:: Problem to work on ::
Using the records below, give the number of lines where the string "trusted" shows up. Add nothing to it.

:: Raw data ::
· · · · · · ·
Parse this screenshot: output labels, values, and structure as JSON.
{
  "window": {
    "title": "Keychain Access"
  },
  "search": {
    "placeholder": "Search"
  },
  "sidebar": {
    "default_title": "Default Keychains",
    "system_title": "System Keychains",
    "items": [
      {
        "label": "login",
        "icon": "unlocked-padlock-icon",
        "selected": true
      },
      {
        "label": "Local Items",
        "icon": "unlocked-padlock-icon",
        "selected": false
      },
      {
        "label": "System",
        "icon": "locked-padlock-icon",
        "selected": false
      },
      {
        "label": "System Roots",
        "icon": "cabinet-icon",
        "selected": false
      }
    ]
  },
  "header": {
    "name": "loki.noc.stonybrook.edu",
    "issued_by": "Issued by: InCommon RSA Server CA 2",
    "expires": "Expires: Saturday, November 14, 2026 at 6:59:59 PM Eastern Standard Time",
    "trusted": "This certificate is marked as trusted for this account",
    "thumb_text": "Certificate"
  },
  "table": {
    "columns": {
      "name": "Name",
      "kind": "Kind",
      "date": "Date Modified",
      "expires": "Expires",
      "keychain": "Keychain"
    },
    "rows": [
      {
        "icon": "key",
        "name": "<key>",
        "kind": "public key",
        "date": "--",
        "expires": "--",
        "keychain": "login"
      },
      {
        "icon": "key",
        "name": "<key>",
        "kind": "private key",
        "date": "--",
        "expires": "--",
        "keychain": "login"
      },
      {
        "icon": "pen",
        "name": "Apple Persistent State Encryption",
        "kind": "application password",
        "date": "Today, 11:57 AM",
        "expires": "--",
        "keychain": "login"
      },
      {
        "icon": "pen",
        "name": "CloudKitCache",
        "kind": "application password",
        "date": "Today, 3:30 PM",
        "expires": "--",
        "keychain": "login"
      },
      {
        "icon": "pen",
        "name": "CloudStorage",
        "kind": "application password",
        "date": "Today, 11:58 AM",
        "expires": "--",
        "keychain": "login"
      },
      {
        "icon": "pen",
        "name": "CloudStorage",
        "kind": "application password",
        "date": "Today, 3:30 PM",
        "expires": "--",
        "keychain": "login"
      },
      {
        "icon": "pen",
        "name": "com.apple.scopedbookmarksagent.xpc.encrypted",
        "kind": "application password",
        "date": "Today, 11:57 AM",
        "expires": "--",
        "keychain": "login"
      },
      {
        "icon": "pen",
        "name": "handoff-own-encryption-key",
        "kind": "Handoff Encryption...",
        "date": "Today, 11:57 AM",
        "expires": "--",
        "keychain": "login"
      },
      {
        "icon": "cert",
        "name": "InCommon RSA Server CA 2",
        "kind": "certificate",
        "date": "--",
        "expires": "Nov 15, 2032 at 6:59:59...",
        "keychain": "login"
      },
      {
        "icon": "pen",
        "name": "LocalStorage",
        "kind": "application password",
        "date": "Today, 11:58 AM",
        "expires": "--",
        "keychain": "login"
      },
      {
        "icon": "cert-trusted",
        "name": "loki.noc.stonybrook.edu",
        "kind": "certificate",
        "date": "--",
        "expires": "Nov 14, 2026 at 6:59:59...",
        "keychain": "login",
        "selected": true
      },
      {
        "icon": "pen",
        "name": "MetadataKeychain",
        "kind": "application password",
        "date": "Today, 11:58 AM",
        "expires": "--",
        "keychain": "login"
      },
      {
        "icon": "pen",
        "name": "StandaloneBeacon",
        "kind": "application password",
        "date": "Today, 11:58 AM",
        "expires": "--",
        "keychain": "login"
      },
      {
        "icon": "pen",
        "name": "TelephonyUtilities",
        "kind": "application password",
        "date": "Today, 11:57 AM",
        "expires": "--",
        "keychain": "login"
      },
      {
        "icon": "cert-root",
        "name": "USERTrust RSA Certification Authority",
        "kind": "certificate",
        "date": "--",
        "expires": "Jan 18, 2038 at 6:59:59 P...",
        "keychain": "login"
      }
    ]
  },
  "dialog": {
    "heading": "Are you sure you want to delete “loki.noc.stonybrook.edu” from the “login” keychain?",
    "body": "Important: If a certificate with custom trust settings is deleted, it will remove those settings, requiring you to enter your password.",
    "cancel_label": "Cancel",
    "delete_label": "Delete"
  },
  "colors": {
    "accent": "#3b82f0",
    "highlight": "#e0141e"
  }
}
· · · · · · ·
:: Written reply ::
2